INSTRUCTIONS TO FOLLOW → Which lines below contain "label"? Pull them out.

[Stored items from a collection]
——————————
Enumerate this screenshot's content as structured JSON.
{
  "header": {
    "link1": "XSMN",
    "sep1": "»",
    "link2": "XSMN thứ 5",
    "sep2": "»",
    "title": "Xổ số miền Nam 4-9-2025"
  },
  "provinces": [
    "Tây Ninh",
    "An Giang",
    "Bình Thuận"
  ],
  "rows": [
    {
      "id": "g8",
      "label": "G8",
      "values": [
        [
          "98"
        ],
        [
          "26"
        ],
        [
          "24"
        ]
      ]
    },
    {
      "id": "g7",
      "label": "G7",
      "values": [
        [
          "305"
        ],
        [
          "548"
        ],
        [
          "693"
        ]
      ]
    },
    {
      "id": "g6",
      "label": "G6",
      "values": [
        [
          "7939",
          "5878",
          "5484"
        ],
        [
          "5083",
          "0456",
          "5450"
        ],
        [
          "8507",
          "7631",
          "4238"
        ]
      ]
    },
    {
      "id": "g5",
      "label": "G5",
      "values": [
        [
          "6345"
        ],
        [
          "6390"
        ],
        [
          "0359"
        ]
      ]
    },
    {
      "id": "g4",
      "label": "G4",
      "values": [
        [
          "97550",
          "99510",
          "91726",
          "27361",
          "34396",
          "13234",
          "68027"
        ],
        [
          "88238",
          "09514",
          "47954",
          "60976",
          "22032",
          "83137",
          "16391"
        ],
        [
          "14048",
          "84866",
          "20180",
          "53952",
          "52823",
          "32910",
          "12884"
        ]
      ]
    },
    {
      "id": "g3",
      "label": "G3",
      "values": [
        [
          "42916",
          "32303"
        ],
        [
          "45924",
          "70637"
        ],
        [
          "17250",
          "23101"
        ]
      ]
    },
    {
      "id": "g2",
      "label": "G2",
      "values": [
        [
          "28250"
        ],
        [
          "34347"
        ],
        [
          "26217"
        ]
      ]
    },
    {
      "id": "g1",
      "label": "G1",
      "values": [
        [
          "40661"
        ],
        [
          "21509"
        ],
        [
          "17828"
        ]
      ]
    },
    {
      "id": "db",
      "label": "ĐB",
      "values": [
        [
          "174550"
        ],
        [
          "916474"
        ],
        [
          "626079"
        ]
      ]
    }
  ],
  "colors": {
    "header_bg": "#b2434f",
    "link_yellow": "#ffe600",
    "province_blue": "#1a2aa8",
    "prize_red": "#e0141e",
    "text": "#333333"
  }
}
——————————
OUTPUT FOR THIS EXERCISE →
      "label": "G8",
      "label": "G7",
      "label": "G6",
      "label": "G5",
      "label": "G4",
      "label": "G3",
      "label": "G2",
      "label": "G1",
      "label": "ĐB",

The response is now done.